Flyback transformers (FBT) or line output transformers (LOPT) are designed to produce a very high voltage by storing energy in their magnetic windings. By storing this energy for a very short period of time before transferring it to the output, they can generate high voltages. Flyback transformers are multi-winding coupled inductors that can be operated in a continuous inductor current mode so that the total ampere-turns do not remain at zero. The current in each winding remains highly discontinuous, however, because the current is transferred between the windings at the switching frequency. When the current in each winding alternates from zero to a high peak, large AC winding losses occur.
Flyback transformers carry specifications for winding turns and mounting style or form factor. With step-up devices, the secondary voltage is larger than the primary voltage. With step-down transformers, the secondary voltage is smaller than the primary voltage. Variable flyback transformers have a setting for changing the turn ratio as needed.

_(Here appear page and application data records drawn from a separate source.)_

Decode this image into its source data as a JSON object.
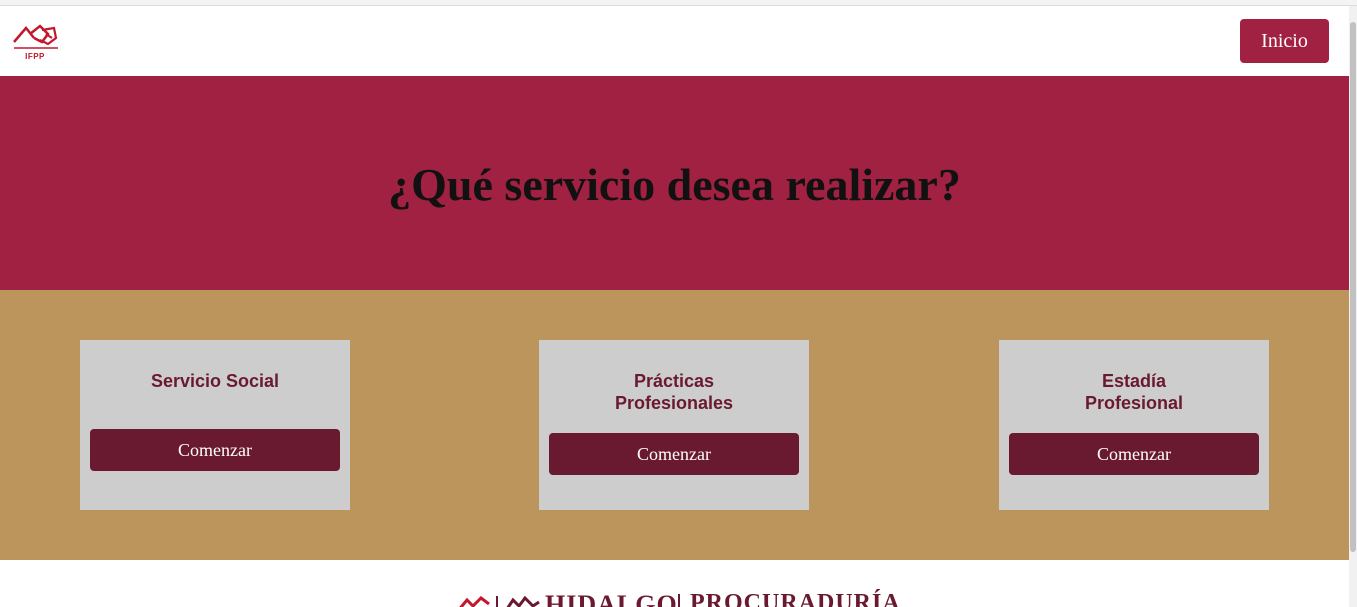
{
  "navbar": {
    "logo_text": "IFPP",
    "inicio_label": "Inicio"
  },
  "hero": {
    "title": "¿Qué servicio desea realizar?"
  },
  "services": [
    {
      "title_line1": "Servicio Social",
      "title_line2": "",
      "button_label": "Comenzar"
    },
    {
      "title_line1": "Prácticas",
      "title_line2": "Profesionales",
      "button_label": "Comenzar"
    },
    {
      "title_line1": "Estadía",
      "title_line2": "Profesional",
      "button_label": "Comenzar"
    }
  ],
  "footer": {
    "hidalgo_text": "HIDALGO",
    "procuraduria_text": "PROCURADURÍA"
  },
  "colors": {
    "primary": "#a12142",
    "dark_primary": "#6a1a30",
    "gold": "#bc955c",
    "card_bg": "#cdcdcd"
  }
}
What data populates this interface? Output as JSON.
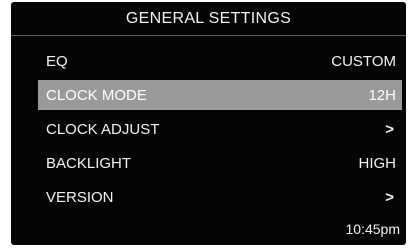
{
  "header": {
    "title": "GENERAL SETTINGS"
  },
  "menu": {
    "selected_index": 1,
    "items": [
      {
        "label": "EQ",
        "value": "CUSTOM"
      },
      {
        "label": "CLOCK MODE",
        "value": "12H"
      },
      {
        "label": "CLOCK ADJUST",
        "value": ">"
      },
      {
        "label": "BACKLIGHT",
        "value": "HIGH"
      },
      {
        "label": "VERSION",
        "value": ">"
      }
    ]
  },
  "status": {
    "time": "10:45pm"
  },
  "colors": {
    "background": "#050505",
    "text": "#f2f2f2",
    "highlight": "#9a9a9a"
  }
}
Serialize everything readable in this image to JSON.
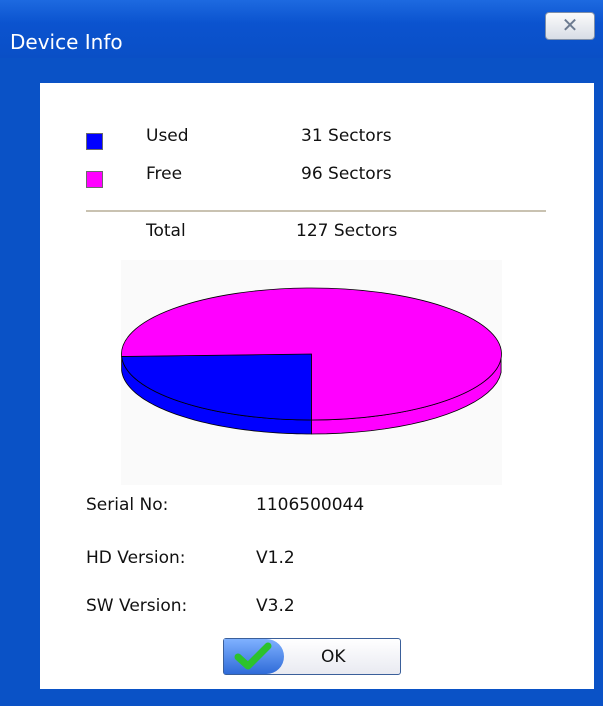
{
  "window": {
    "title": "Device Info",
    "close_glyph": "✕"
  },
  "legend": {
    "used": {
      "label": "Used",
      "value": "31 Sectors",
      "color": "#0000ff"
    },
    "free": {
      "label": "Free",
      "value": "96 Sectors",
      "color": "#ff00ff"
    },
    "total": {
      "label": "Total",
      "value": "127 Sectors"
    }
  },
  "chart_data": {
    "type": "pie",
    "categories": [
      "Used",
      "Free"
    ],
    "values": [
      31,
      96
    ],
    "colors": [
      "#0000ff",
      "#ff00ff"
    ]
  },
  "info": {
    "serial_label": "Serial No:",
    "serial_value": "1106500044",
    "hd_label": "HD Version:",
    "hd_value": "V1.2",
    "sw_label": "SW Version:",
    "sw_value": "V3.2"
  },
  "buttons": {
    "ok_label": "OK",
    "ok_icon": "check-icon"
  }
}
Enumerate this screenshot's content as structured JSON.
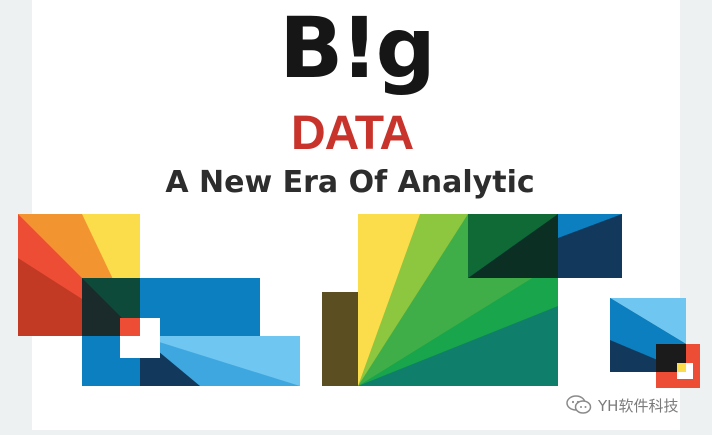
{
  "logo": {
    "big_prefix": "B",
    "big_bang": "!",
    "big_suffix": "g",
    "data_word": "DATA"
  },
  "tagline": "A New Era Of Analytic",
  "watermark": {
    "icon": "wechat-icon",
    "text": "YH软件科技"
  },
  "colors": {
    "logo_dark": "#161616",
    "logo_red": "#c8342c",
    "tagline": "#2d2d2d",
    "red": "#ee4d35",
    "orange": "#f29530",
    "yellow": "#fbdd4c",
    "blue": "#0b7fbf",
    "light_blue": "#6fc6f0",
    "navy": "#12395c",
    "green": "#19a54b",
    "lime": "#8dc63f",
    "teal": "#0f7f6c",
    "olive": "#5b4e20"
  }
}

One-to-one transformers have a turn ratio of 1:1, or near 1:1. With regard to mounting style, choices include chassis mounting, chip transformer, dish or disk mounting, H-frame, and modular jack (RJ-45). Pad-mounted, printed circuit board (PCB) mounted, and pole-mounted flyback transformers are also available.
When specifying flyback transformers, there are a number of performance specifications to consider. These include operating frequency range and operating temperature, power rating, maximum primary voltage rating, and maximum secondary voltage rating. With flyback transformers, the power rating is measured in watts (W). The maximum primary voltage rating and the maximum voltage secondary rating are the input voltage range and the output voltage range, respectively. Operating temperature is a full-required range.
Flyback transformers differ in terms of approvals and features. In Europe, products may comply with the RoHS and WEEE directives or meet requirements from TUV or VDE. In North America, the American National Standards Institute (ANSI) and the Canadian Standards Association (CSA) publish applicable standards. Flyback transformers that meet IEC requirements or U.S. military standards (MIL-STD) are also available. In terms of features, some flyback transformers are waterproof, seismic qualified, or designed for outdoor use. Others have a NEMA enclosure or comply with the NEMA ST-20 sound level standard.